*** Provided records

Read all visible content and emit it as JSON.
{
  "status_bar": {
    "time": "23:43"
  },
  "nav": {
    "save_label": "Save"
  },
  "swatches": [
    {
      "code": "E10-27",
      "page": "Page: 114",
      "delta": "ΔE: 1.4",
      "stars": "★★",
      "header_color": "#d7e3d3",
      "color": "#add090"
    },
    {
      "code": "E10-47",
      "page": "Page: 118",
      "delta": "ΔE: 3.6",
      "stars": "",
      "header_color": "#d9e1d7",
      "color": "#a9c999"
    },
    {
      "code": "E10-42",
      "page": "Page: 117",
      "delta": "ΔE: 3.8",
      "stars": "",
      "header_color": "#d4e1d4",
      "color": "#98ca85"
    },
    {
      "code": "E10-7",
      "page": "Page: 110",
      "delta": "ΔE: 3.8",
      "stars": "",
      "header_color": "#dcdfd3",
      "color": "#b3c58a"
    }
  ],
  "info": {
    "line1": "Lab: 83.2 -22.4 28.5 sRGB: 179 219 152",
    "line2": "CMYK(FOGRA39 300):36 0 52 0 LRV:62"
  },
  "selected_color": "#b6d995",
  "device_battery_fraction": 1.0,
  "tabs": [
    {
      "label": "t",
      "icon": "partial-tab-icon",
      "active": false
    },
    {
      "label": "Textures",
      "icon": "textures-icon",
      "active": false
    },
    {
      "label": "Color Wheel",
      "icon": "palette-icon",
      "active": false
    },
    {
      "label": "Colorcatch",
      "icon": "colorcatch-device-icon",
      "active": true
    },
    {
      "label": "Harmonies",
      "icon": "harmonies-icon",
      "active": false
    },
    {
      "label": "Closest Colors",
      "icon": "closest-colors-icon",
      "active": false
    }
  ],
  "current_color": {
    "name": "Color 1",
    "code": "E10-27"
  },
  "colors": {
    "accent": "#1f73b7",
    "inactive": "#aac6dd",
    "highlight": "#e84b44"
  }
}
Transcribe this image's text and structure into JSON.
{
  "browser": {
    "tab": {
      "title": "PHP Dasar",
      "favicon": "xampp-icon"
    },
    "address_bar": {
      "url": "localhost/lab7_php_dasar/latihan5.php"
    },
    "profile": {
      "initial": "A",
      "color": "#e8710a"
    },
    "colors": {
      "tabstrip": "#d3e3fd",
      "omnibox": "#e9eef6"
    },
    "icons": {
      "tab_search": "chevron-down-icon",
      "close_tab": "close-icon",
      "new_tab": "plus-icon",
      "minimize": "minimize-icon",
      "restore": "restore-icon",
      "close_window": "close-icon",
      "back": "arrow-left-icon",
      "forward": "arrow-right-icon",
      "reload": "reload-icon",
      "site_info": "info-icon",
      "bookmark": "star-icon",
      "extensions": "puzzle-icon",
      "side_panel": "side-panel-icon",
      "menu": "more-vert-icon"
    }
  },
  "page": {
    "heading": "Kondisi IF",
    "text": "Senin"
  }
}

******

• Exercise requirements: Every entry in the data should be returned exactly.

• Written reply:
Read all visible content and emit it as JSON.
{
  "status_bar": {
    "time": "23:43"
  },
  "nav": {
    "save_label": "Save"
  },
  "swatches": [
    {
      "code": "E10-27",
      "page": "Page: 114",
      "delta": "ΔE: 1.4",
      "stars": "★★",
      "header_color": "#d7e3d3",
      "color": "#add090"
    },
    {
      "code": "E10-47",
      "page": "Page: 118",
      "delta": "ΔE: 3.6",
      "stars": "",
      "header_color": "#d9e1d7",
      "color": "#a9c999"
    },
    {
      "code": "E10-42",
      "page": "Page: 117",
      "delta": "ΔE: 3.8",
      "stars": "",
      "header_color": "#d4e1d4",
      "color": "#98ca85"
    },
    {
      "code": "E10-7",
      "page": "Page: 110",
      "delta": "ΔE: 3.8",
      "stars": "",
      "header_color": "#dcdfd3",
      "color": "#b3c58a"
    }
  ],
  "info": {
    "line1": "Lab: 83.2 -22.4 28.5 sRGB: 179 219 152",
    "line2": "CMYK(FOGRA39 300):36 0 52 0 LRV:62"
  },
  "selected_color": "#b6d995",
  "device_battery_fraction": 1.0,
  "tabs": [
    {
      "label": "t",
      "icon": "partial-tab-icon",
      "active": false
    },
    {
      "label": "Textures",
      "icon": "textures-icon",
      "active": false
    },
    {
      "label": "Color Wheel",
      "icon": "palette-icon",
      "active": false
    },
    {
      "label": "Colorcatch",
      "icon": "colorcatch-device-icon",
      "active": true
    },
    {
      "label": "Harmonies",
      "icon": "harmonies-icon",
      "active": false
    },
    {
      "label": "Closest Colors",
      "icon": "closest-colors-icon",
      "active": false
    }
  ],
  "current_color": {
    "name": "Color 1",
    "code": "E10-27"
  },
  "colors": {
    "accent": "#1f73b7",
    "inactive": "#aac6dd",
    "highlight": "#e84b44"
  }
}
Transcribe this image's text and structure into JSON.
{
  "browser": {
    "tab": {
      "title": "PHP Dasar",
      "favicon": "xampp-icon"
    },
    "address_bar": {
      "url": "localhost/lab7_php_dasar/latihan5.php"
    },
    "profile": {
      "initial": "A",
      "color": "#e8710a"
    },
    "colors": {
      "tabstrip": "#d3e3fd",
      "omnibox": "#e9eef6"
    },
    "icons": {
      "tab_search": "chevron-down-icon",
      "close_tab": "close-icon",
      "new_tab": "plus-icon",
      "minimize": "minimize-icon",
      "restore": "restore-icon",
      "close_window": "close-icon",
      "back": "arrow-left-icon",
      "forward": "arrow-right-icon",
      "reload": "reload-icon",
      "site_info": "info-icon",
      "bookmark": "star-icon",
      "extensions": "puzzle-icon",
      "side_panel": "side-panel-icon",
      "menu": "more-vert-icon"
    }
  },
  "page": {
    "heading": "Kondisi IF",
    "text": "Senin"
  }
}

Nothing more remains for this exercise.